Research continues however and some recent studies seem to show that while music lessons don't develop transferable skills, playing video games does. Wow, really? A number of researchers have been looking into claims made that music develops all sorts of transferable mental skills and found that while there may be correlation (kids who take music lessons also happen to have other mental skills), there is no case to be made for causation. Here is a blog post that gives a pretty good summary.
Much of the literature makes the mistake of inferring causation from correlation, and fails to control for confounding variables. Glenn Schellenberg, a psychologist at the University of Toronto who studies transfer from music specifically, has new, not yet published work showing that the association between music lessons and cognition disappears when demographics and personality are held constant. In other words, the apparent benefits from music lessons have more to do with which kids take music lessons than they do with the lessons themselves. In addition, studies of adult professional musicians show no cognitive benefits over comparable professional non-musicians.This causation/correlation problem is the elephant in the room in so many statistical studies. Statistics are really incapable of distinguishing the two, which is why it seems that every conclusion about, for example, what diet is good for us, is overturned a decade or two later when different correlations are discovered. My sense is that unless you have an idea about why such and such is happening, you really don't know much.
When I think about it, while it is certainly tempting to say that everyone should take music lessons as there are real, lasting benefits from doing so, this is probably just not true. Some people get a lot out of music lessons, while others get very little. I used to say that the discipline that you need in order to study music successfully is a positive benefit, but the truth is that if you really lack discipline, you will continue to lack discipline when you study music and not get very far. If you have the potential to learn a disciplined approach, then music may offer the opportunity to develop it. But that's about it.

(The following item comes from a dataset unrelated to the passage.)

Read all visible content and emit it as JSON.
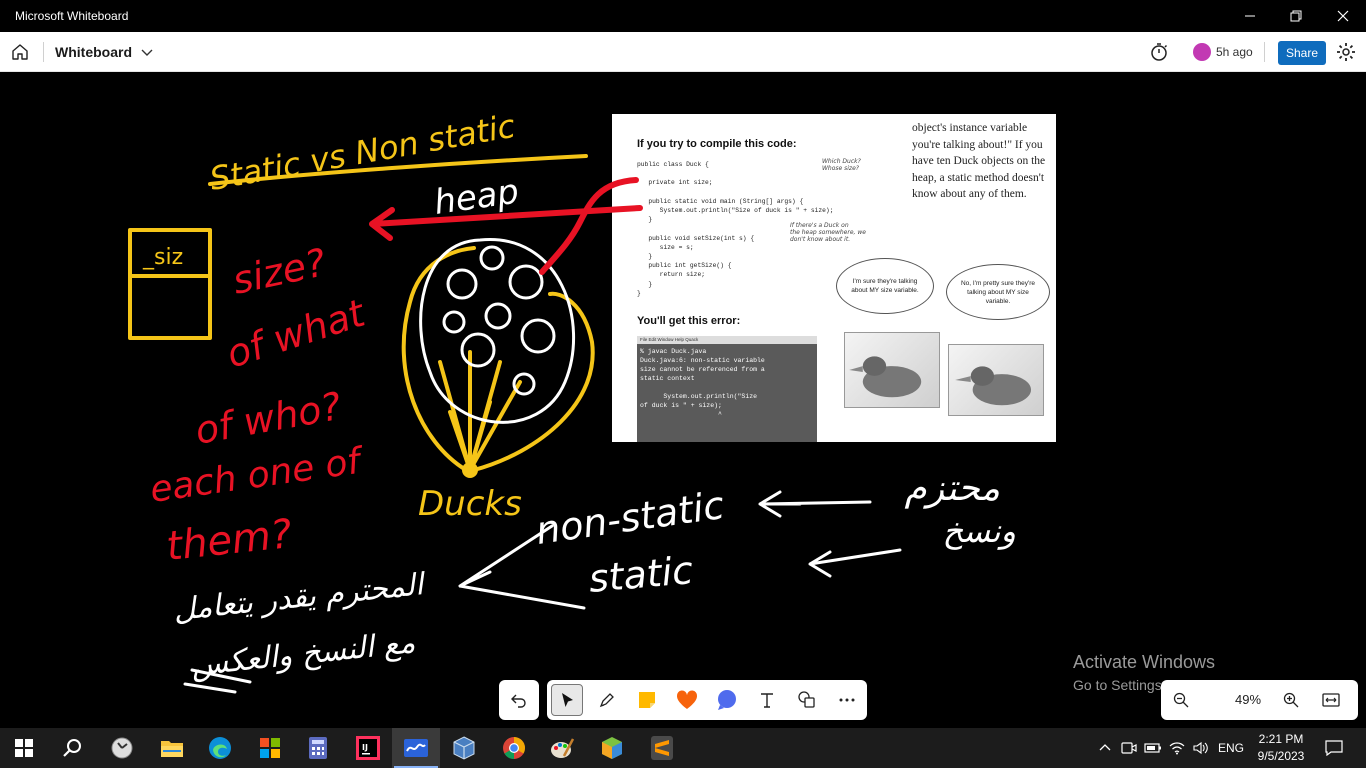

But of course music offers profound benefits, if only to those who have the ears for it! I think the aesthetic benefits are primary, as they should be for any art form. The beauty and sublimity of music is a good and an end in itself. You either get it or you don't. Studying music as a child may well open that door for you. Or not. It is certainly worth a try. But all these attempts to show that music has or has not the ability to make you smarter or a better person or something are really rather wrong-headed, aren't they? We don't expect the practice of doing water-colors or writing poetry to improve us in these ways.
The ongoing pressure to demonstrate scientifically the value of various traditional aesthetic pursuits such as music is an artifact of the attempt to put everything to the scientific test. Understandable, but often what Gilbert Ryle called a "category error". Statistics and science have very little application to the aesthetic appreciation of music. We should just accept that.
Now let's listen to some Debussy. Here is "Nuages" (Clouds) from Nocturnes for orchestra: